Just a month after the Illinois State Police began accepting permit applications to carry a concealed firearm, more than 100 Morris residents have applied.
Three months after the Firearm Concealed Carry Act became law, classes were being offered throughout the state, so by early January residents could apply for the permit.
Once an application is filed by an individual, the state police post the names to a private website for local law enforcement agencies to review and object to if police feel there is a concern with an applicant.
Morris police have reviewed more than 100 names in the month that applications have been accepted, Chief Brent Dite said.
The decision to apply for the permit is personal one for many of the residents who have participated in classes offered by ALL CCW, according to instructor Tim Dalan.
“We’ve asked what the participants’ intentions are,” Dalan said. “For most people they only plan to carry in certain conditions. Like if they are going somewhere they don’t know or aren’t comfortable with.”
Morris resident Tyler Leadinghouse said concealed carry is something he will do most of the time. He feels it’s just another safety measure.
“People have fire extinguishers not because they expect to have a fire, they have it just in case,” Leadinghouse said. “You aren’t expecting anyone to rob you, but you carry just in case.”
Dalan said that people in country areas like Grundy County are used to their daily lives, travel the same streets to the same stores and in 99.9 percent of situations, they will never need a firearm.
Dalan has had about 400 people take classes with him or his partners, and said the classes have a range of ages, from 21 to people in their 80s, and both genders are represented.
“We’ve had about 5 to 10 percent female participation, several of them by themselves,” he said. “We had one who was recently widowed and even though she has a dog and has used a gun before, she wanted to learn safety.”
Safety was a large part of the class Leadinghouse took in Joliet, and one of the key aspects he feels is necessary for those seeking to carry concealed firearms.
“I thought the class was very educational,” Leadinghouse said. “Especially if you haven’t had any prior training.”
Although Leadinghouse took basic firearm and hunting courses as a child, and has taken classes recently in his pursuit of a job in law enforcement, he said the class he took was very mixed in experience.
Understanding when to intervene is another subject addressed by the class.

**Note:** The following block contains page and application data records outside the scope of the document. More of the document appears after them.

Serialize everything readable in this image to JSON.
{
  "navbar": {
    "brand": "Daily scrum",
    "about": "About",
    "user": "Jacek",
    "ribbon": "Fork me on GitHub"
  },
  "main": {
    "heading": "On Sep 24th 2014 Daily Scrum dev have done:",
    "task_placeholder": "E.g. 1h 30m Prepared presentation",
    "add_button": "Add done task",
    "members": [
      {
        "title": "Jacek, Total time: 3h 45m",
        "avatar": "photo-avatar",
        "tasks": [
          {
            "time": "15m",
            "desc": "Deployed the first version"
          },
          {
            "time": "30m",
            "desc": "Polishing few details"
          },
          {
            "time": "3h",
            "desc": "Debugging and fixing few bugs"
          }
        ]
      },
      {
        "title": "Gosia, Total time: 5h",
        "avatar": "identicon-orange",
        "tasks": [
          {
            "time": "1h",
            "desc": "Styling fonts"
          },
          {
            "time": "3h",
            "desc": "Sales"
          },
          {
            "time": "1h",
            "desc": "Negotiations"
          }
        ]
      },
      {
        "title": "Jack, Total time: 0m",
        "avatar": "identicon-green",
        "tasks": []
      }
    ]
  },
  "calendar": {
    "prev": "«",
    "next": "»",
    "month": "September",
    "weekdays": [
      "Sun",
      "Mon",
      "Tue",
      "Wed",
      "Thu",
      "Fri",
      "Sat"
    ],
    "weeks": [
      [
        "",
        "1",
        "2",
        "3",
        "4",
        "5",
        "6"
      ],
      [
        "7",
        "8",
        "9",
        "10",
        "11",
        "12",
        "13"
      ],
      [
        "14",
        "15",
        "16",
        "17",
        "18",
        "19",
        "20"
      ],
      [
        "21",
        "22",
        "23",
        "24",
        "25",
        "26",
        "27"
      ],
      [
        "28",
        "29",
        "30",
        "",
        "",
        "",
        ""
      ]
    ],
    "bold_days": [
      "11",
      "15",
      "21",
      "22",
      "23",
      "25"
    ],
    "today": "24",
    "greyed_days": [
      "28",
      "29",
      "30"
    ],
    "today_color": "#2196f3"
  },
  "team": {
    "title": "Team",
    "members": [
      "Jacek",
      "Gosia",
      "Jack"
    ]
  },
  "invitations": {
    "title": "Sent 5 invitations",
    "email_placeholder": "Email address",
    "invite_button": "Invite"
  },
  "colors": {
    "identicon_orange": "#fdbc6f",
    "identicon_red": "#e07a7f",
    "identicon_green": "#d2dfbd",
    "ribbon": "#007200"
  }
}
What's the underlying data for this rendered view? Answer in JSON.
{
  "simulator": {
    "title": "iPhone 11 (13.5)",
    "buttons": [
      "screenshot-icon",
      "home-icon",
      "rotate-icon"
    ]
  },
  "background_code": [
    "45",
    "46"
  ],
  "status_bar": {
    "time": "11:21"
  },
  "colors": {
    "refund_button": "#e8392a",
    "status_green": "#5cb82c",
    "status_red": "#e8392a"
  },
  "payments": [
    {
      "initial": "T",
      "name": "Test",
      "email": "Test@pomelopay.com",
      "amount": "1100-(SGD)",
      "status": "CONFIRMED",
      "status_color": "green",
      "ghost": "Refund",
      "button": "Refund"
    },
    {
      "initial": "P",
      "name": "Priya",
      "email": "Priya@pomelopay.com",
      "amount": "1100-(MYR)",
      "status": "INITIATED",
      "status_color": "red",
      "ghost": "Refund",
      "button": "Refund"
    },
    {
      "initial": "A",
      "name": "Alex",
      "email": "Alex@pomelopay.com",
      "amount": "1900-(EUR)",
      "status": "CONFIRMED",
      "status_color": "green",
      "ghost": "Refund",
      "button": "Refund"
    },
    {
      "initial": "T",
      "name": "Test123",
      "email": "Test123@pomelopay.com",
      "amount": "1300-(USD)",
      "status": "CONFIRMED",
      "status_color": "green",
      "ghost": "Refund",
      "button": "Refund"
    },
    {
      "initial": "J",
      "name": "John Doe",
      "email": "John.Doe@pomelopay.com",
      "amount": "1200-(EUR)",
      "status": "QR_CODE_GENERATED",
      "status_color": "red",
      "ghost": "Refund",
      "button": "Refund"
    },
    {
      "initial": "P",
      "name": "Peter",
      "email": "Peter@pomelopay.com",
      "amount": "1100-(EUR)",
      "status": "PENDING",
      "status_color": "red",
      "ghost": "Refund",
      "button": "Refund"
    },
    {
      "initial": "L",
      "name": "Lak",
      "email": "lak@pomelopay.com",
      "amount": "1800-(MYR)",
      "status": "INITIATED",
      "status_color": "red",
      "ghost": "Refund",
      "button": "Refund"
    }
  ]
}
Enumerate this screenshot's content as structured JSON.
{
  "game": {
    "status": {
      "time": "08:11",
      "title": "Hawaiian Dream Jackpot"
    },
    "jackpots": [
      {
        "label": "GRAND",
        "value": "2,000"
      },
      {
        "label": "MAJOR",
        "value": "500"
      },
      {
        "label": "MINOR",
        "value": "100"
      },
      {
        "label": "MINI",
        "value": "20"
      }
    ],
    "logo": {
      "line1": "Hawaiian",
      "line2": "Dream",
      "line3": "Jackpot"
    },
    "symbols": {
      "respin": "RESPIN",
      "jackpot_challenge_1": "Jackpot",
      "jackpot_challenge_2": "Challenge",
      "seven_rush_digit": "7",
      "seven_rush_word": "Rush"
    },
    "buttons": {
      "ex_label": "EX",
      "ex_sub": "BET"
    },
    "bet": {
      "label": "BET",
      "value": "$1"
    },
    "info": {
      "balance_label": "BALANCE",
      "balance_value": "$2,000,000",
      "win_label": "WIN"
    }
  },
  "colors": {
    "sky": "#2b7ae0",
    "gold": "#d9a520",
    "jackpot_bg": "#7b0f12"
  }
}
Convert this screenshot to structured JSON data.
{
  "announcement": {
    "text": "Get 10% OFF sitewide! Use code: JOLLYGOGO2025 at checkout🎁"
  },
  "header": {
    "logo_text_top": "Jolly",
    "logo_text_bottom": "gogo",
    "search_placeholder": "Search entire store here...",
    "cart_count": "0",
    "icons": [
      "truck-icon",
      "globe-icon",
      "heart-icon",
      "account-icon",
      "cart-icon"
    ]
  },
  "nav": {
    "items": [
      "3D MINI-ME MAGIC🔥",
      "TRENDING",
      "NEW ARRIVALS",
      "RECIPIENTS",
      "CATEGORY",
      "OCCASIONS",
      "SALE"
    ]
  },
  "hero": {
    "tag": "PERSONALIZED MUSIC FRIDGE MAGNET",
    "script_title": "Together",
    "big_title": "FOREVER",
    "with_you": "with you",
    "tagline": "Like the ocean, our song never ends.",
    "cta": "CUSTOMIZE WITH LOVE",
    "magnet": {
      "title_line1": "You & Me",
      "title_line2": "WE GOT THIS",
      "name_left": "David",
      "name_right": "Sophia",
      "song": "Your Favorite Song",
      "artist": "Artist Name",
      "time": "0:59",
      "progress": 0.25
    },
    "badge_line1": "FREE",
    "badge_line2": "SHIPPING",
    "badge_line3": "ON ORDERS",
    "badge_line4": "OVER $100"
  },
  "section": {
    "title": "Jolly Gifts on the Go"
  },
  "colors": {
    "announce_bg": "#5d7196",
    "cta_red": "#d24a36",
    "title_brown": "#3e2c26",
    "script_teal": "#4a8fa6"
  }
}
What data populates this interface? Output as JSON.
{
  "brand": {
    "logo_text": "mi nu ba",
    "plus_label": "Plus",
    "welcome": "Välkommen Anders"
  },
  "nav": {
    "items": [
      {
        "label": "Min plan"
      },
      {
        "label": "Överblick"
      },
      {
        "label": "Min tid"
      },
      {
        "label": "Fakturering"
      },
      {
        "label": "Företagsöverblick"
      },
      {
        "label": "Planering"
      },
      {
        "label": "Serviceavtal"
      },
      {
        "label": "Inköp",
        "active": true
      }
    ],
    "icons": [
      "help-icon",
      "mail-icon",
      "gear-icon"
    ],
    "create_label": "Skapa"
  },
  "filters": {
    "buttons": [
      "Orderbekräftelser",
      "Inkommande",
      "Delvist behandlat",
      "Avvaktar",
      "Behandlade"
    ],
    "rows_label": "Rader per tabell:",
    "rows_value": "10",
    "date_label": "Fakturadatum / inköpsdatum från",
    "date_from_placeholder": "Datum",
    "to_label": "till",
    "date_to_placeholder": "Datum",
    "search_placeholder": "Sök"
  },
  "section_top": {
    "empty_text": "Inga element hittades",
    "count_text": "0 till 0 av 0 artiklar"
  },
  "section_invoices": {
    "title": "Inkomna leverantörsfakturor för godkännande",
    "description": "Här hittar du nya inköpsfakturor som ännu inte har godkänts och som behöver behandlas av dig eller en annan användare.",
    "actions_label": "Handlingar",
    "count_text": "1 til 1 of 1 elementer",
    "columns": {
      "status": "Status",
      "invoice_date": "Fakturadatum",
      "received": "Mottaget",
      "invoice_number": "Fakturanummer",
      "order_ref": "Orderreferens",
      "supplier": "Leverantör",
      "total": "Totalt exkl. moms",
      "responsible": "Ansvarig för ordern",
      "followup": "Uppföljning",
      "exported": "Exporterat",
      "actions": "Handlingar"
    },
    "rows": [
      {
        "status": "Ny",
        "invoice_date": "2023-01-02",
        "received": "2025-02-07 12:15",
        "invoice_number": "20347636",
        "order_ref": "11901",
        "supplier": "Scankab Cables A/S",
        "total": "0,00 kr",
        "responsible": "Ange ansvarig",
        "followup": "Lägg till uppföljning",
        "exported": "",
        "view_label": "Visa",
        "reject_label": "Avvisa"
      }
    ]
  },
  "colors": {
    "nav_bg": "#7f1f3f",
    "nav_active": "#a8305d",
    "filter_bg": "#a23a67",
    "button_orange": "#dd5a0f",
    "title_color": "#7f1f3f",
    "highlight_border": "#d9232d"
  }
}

With stiff penalties in place for those who do not obey the law, it’s imperative that people know not only their rights, but their boundaries.
Dite said the state has put a lot into the educational component and charges for breaking the concealed-carry law can range from a Class B misdemeanor to a Class 4 felony, depending on the number of times a person is found guilty of breaking the law, as well as the severity of the charge.
Dalan said when you hear of someone using a gun illegally, it’s typically a person who shouldn’t have a gun, and those aren’t the ones applying for concealed-carry permits.
Dalan said those seeking a permit must attend a minimum 16-hour class that has been approved by the state. They must submit their certificate of completion, a passport style photo and an optional live scan fingerprint, as well as pay applicable fees to be considered.
Dite said Morris Deputy Chief John Severson has been put in charge of going to the state database and providing a response to the local background of Morris residents seeking a permit.
“We may have had past dealings with a person that didn’t result in an arrest but causes concern,” Severson said. “We would file an objection with the state just to give them the information so they can make a decision.”
State approved curriculum for Conceal Carry Permit classes must cover five basic areas:
Basic principles of marksmanship
Care, cleaning, loading and unloading of concealable firearm
Applicable state and federal laws